Data records:
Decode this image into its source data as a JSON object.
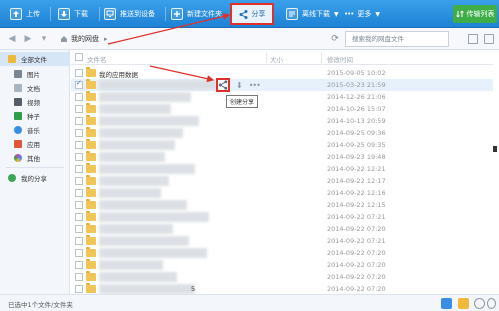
{
  "toolbar": {
    "upload": "上传",
    "download": "下载",
    "push_device": "推送到设备",
    "new_folder": "新建文件夹",
    "share": "分享",
    "offline_download": "离线下载",
    "more": "更多",
    "transfer_list": "传输列表"
  },
  "addressbar": {
    "breadcrumb": "我的网盘",
    "search_placeholder": "搜索我的网盘文件"
  },
  "sidebar": {
    "items": [
      {
        "label": "全部文件",
        "icon": "folder-icon",
        "color": "#f1b93c"
      },
      {
        "label": "图片",
        "icon": "image-icon",
        "color": "#7a8793"
      },
      {
        "label": "文档",
        "icon": "doc-icon",
        "color": "#7a8793"
      },
      {
        "label": "视频",
        "icon": "video-icon",
        "color": "#555e68"
      },
      {
        "label": "种子",
        "icon": "bt-icon",
        "color": "#2e9c4a"
      },
      {
        "label": "音乐",
        "icon": "music-icon",
        "color": "#3a8ee6"
      },
      {
        "label": "应用",
        "icon": "app-icon",
        "color": "#e0583a"
      },
      {
        "label": "其他",
        "icon": "other-icon",
        "color": "#d04ac6"
      },
      {
        "label": "我的分享",
        "icon": "share-icon",
        "color": "#3aa655"
      }
    ]
  },
  "list": {
    "headers": {
      "name": "文件名",
      "size": "大小",
      "date": "修改时间"
    },
    "tooltip": "创建分享",
    "rows": [
      {
        "name": "我的应用数据",
        "date": "2015-09-05 10:02",
        "checked": false
      },
      {
        "name": "",
        "date": "2015-03-23 21:59",
        "checked": true
      },
      {
        "name": "",
        "date": "2014-12-26 21:06",
        "checked": false
      },
      {
        "name": "",
        "date": "2014-10-26 15:07",
        "checked": false
      },
      {
        "name": "",
        "date": "2014-10-13 20:59",
        "checked": false
      },
      {
        "name": "",
        "date": "2014-09-25 09:36",
        "checked": false
      },
      {
        "name": "",
        "date": "2014-09-25 09:35",
        "checked": false
      },
      {
        "name": "",
        "date": "2014-09-23 19:48",
        "checked": false
      },
      {
        "name": "",
        "date": "2014-09-22 12:21",
        "checked": false
      },
      {
        "name": "",
        "date": "2014-09-22 12:17",
        "checked": false
      },
      {
        "name": "",
        "date": "2014-09-22 12:16",
        "checked": false
      },
      {
        "name": "",
        "date": "2014-09-22 12:15",
        "checked": false
      },
      {
        "name": "",
        "date": "2014-09-22 07:21",
        "checked": false
      },
      {
        "name": "",
        "date": "2014-09-22 07:20",
        "checked": false
      },
      {
        "name": "",
        "date": "2014-09-22 07:21",
        "checked": false
      },
      {
        "name": "",
        "date": "2014-09-22 07:20",
        "checked": false
      },
      {
        "name": "",
        "date": "2014-09-22 07:20",
        "checked": false
      },
      {
        "name": "",
        "date": "2014-09-22 07:20",
        "checked": false
      },
      {
        "name": "5",
        "date": "2014-09-22 07:20",
        "checked": false
      },
      {
        "name": "",
        "date": "2014-09-22 07:21",
        "checked": false
      }
    ]
  },
  "status": {
    "text": "已选中1个文件/文件夹"
  },
  "colors": {
    "toolbar_blue": "#1f82d6",
    "annotation_red": "#e0302a",
    "selection": "#e6f1fb",
    "transfer_green": "#3fae49"
  }
}
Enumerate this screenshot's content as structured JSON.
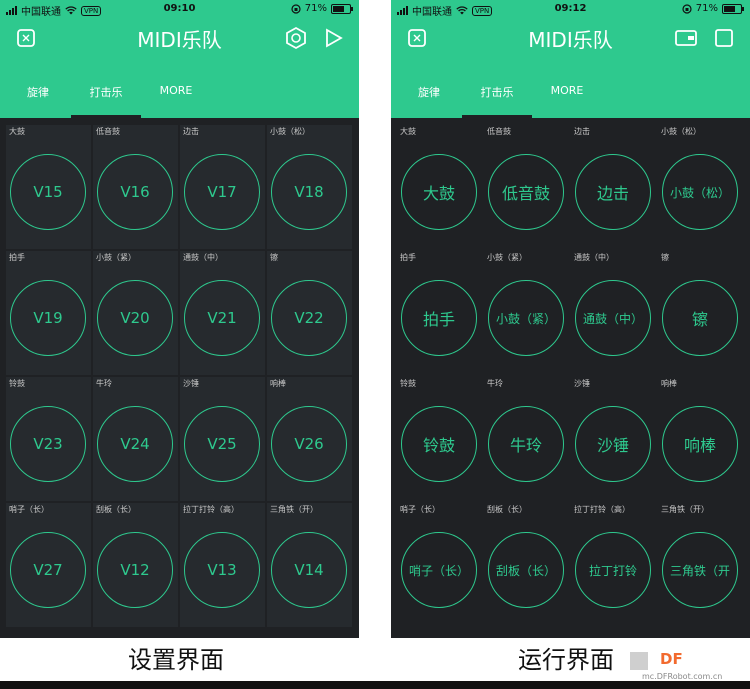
{
  "status": {
    "carrier": "中国联通",
    "vpn": "VPN",
    "battery": "71%",
    "battery_level": 0.71
  },
  "screens": [
    {
      "time": "09:10",
      "title": "MIDI乐队",
      "tabs": [
        "旋律",
        "打击乐",
        "MORE"
      ],
      "active_tab": 1,
      "pads": [
        {
          "label": "大鼓",
          "value": "V15"
        },
        {
          "label": "低音鼓",
          "value": "V16"
        },
        {
          "label": "边击",
          "value": "V17"
        },
        {
          "label": "小鼓（松）",
          "value": "V18"
        },
        {
          "label": "拍手",
          "value": "V19"
        },
        {
          "label": "小鼓（紧）",
          "value": "V20"
        },
        {
          "label": "通鼓（中）",
          "value": "V21"
        },
        {
          "label": "镲",
          "value": "V22"
        },
        {
          "label": "铃鼓",
          "value": "V23"
        },
        {
          "label": "牛玲",
          "value": "V24"
        },
        {
          "label": "沙锤",
          "value": "V25"
        },
        {
          "label": "响棒",
          "value": "V26"
        },
        {
          "label": "哨子（长）",
          "value": "V27"
        },
        {
          "label": "刮板（长）",
          "value": "V12"
        },
        {
          "label": "拉丁打铃（高）",
          "value": "V13"
        },
        {
          "label": "三角铁（开）",
          "value": "V14"
        }
      ],
      "caption": "设置界面"
    },
    {
      "time": "09:12",
      "title": "MIDI乐队",
      "tabs": [
        "旋律",
        "打击乐",
        "MORE"
      ],
      "active_tab": 1,
      "pads": [
        {
          "label": "大鼓",
          "value": "大鼓"
        },
        {
          "label": "低音鼓",
          "value": "低音鼓"
        },
        {
          "label": "边击",
          "value": "边击"
        },
        {
          "label": "小鼓（松）",
          "value": "小鼓（松）"
        },
        {
          "label": "拍手",
          "value": "拍手"
        },
        {
          "label": "小鼓（紧）",
          "value": "小鼓（紧）"
        },
        {
          "label": "通鼓（中）",
          "value": "通鼓（中）"
        },
        {
          "label": "镲",
          "value": "镲"
        },
        {
          "label": "铃鼓",
          "value": "铃鼓"
        },
        {
          "label": "牛玲",
          "value": "牛玲"
        },
        {
          "label": "沙锤",
          "value": "沙锤"
        },
        {
          "label": "响棒",
          "value": "响棒"
        },
        {
          "label": "哨子（长）",
          "value": "哨子（长）"
        },
        {
          "label": "刮板（长）",
          "value": "刮板（长）"
        },
        {
          "label": "拉丁打铃（高）",
          "value": "拉丁打铃"
        },
        {
          "label": "三角铁（开）",
          "value": "三角铁（开"
        }
      ],
      "caption": "运行界面"
    }
  ],
  "watermark": {
    "logo": "DF",
    "url": "mc.DFRobot.com.cn"
  },
  "colors": {
    "accent": "#2ec98e",
    "background": "#1f2124",
    "pad_cell": "#262a2e"
  },
  "icons": {
    "left_screen": [
      "device-icon",
      "settings-hexagon-icon",
      "play-icon"
    ],
    "right_screen": [
      "device-icon",
      "wallet-icon",
      "stop-icon"
    ]
  }
}
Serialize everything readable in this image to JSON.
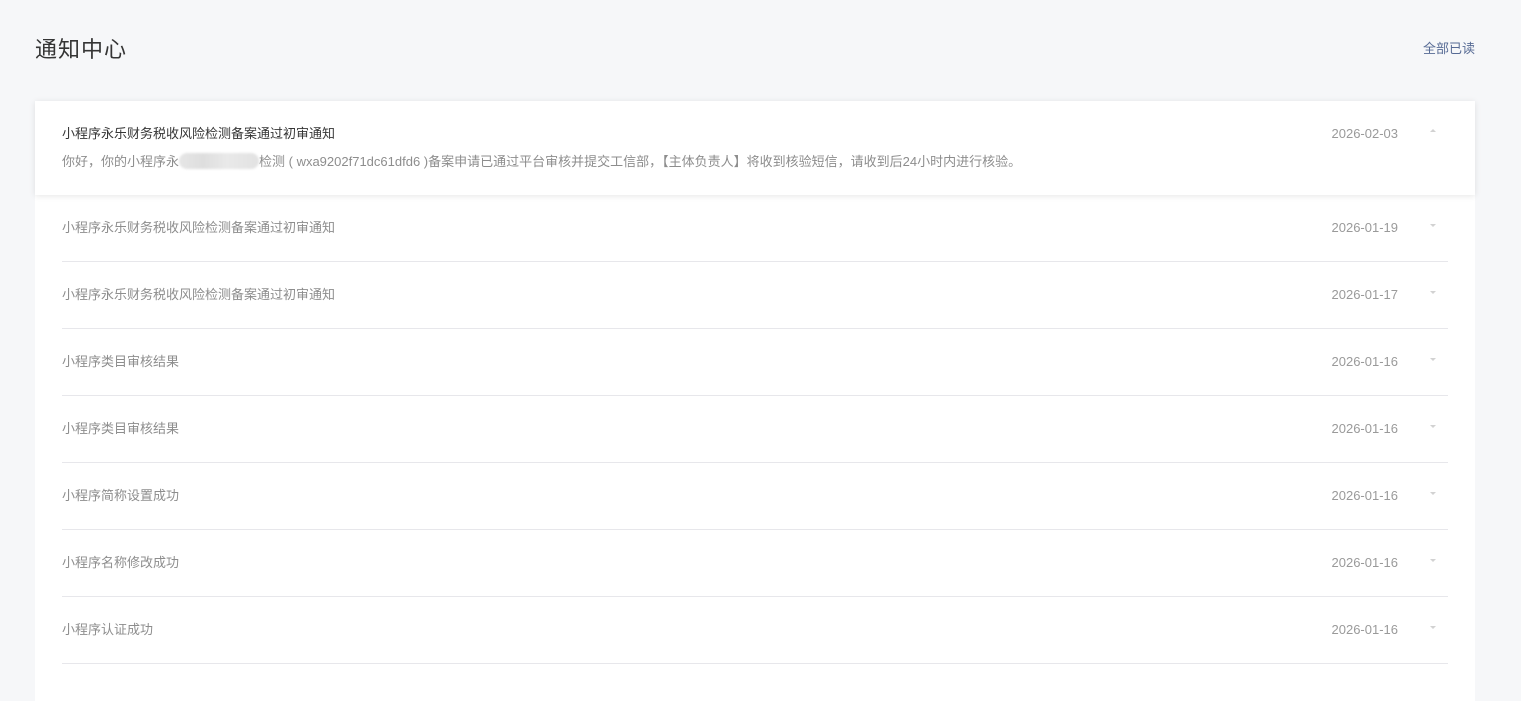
{
  "header": {
    "title": "通知中心",
    "mark_all_read": "全部已读"
  },
  "notifications": [
    {
      "title": "小程序永乐财务税收风险检测备案通过初审通知",
      "date": "2026-02-03",
      "expanded": true,
      "body_prefix": "你好，你的小程序永",
      "body_suffix": "检测 ( wxa9202f71dc61dfd6 )备案申请已通过平台审核并提交工信部，【主体负责人】将收到核验短信，请收到后24小时内进行核验。"
    },
    {
      "title": "小程序永乐财务税收风险检测备案通过初审通知",
      "date": "2026-01-19"
    },
    {
      "title": "小程序永乐财务税收风险检测备案通过初审通知",
      "date": "2026-01-17"
    },
    {
      "title": "小程序类目审核结果",
      "date": "2026-01-16"
    },
    {
      "title": "小程序类目审核结果",
      "date": "2026-01-16"
    },
    {
      "title": "小程序简称设置成功",
      "date": "2026-01-16"
    },
    {
      "title": "小程序名称修改成功",
      "date": "2026-01-16"
    },
    {
      "title": "小程序认证成功",
      "date": "2026-01-16"
    }
  ]
}
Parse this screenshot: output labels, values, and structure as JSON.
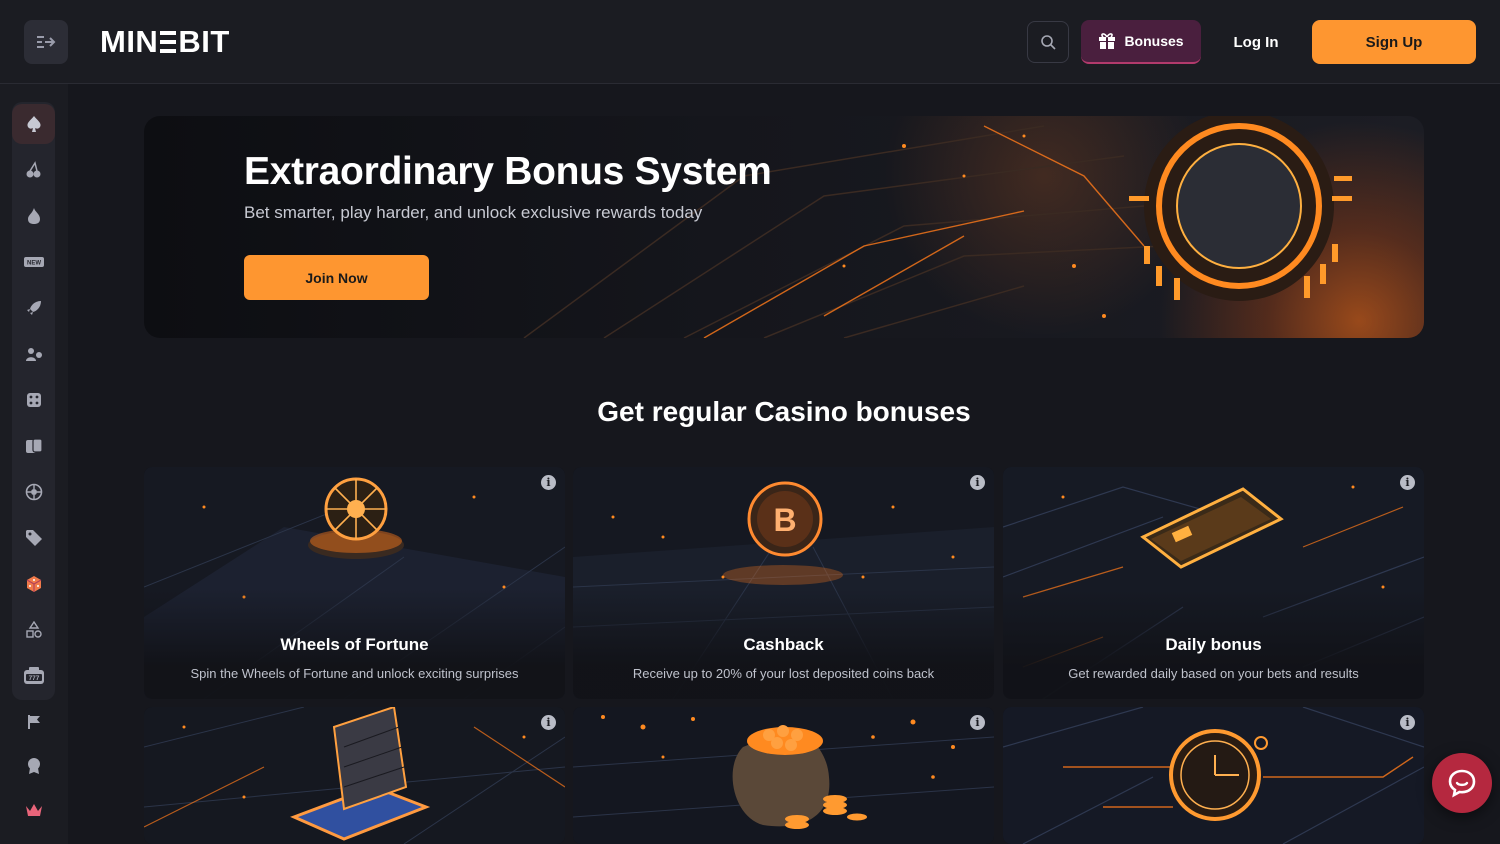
{
  "brand": {
    "logo_text_left": "MIN",
    "logo_text_right": "BIT",
    "accent": "#fe9630"
  },
  "header": {
    "menu_icon": "sidebar-toggle-icon",
    "search_icon": "search-icon",
    "bonuses_label": "Bonuses",
    "login_label": "Log In",
    "signup_label": "Sign Up"
  },
  "sidebar": {
    "items": [
      {
        "icon": "spade-icon",
        "active": true
      },
      {
        "icon": "cherry-icon"
      },
      {
        "icon": "flame-icon"
      },
      {
        "icon": "new-badge-icon",
        "text": "NEW"
      },
      {
        "icon": "rocket-icon"
      },
      {
        "icon": "live-dealer-icon"
      },
      {
        "icon": "dice-icon"
      },
      {
        "icon": "cards-icon"
      },
      {
        "icon": "roulette-icon"
      },
      {
        "icon": "tag-icon"
      },
      {
        "icon": "provably-fair-dice-icon"
      },
      {
        "icon": "shapes-icon"
      },
      {
        "icon": "slot-machine-icon",
        "text": "777"
      }
    ],
    "extra": [
      {
        "icon": "flag-icon"
      },
      {
        "icon": "award-icon"
      },
      {
        "icon": "crown-icon"
      }
    ]
  },
  "hero": {
    "title": "Extraordinary Bonus System",
    "subtitle": "Bet smarter, play harder, and unlock exclusive rewards today",
    "cta": "Join Now"
  },
  "section": {
    "title": "Get regular Casino bonuses"
  },
  "cards": [
    {
      "title": "Wheels of Fortune",
      "desc": "Spin the Wheels of Fortune and unlock exciting surprises",
      "art": "wheel"
    },
    {
      "title": "Cashback",
      "desc": "Receive up to 20% of your lost deposited coins back",
      "art": "bitcoin"
    },
    {
      "title": "Daily bonus",
      "desc": "Get rewarded daily based on your bets and results",
      "art": "card"
    },
    {
      "title": "",
      "desc": "",
      "art": "calendar"
    },
    {
      "title": "",
      "desc": "",
      "art": "coins"
    },
    {
      "title": "",
      "desc": "",
      "art": "stopwatch"
    }
  ],
  "card_info_glyph": "i",
  "chat": {
    "icon": "chat-bubble-icon"
  }
}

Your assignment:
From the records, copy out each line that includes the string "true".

Solution for this exercise:
        "checked": true
      "expanded": true,
        "active": true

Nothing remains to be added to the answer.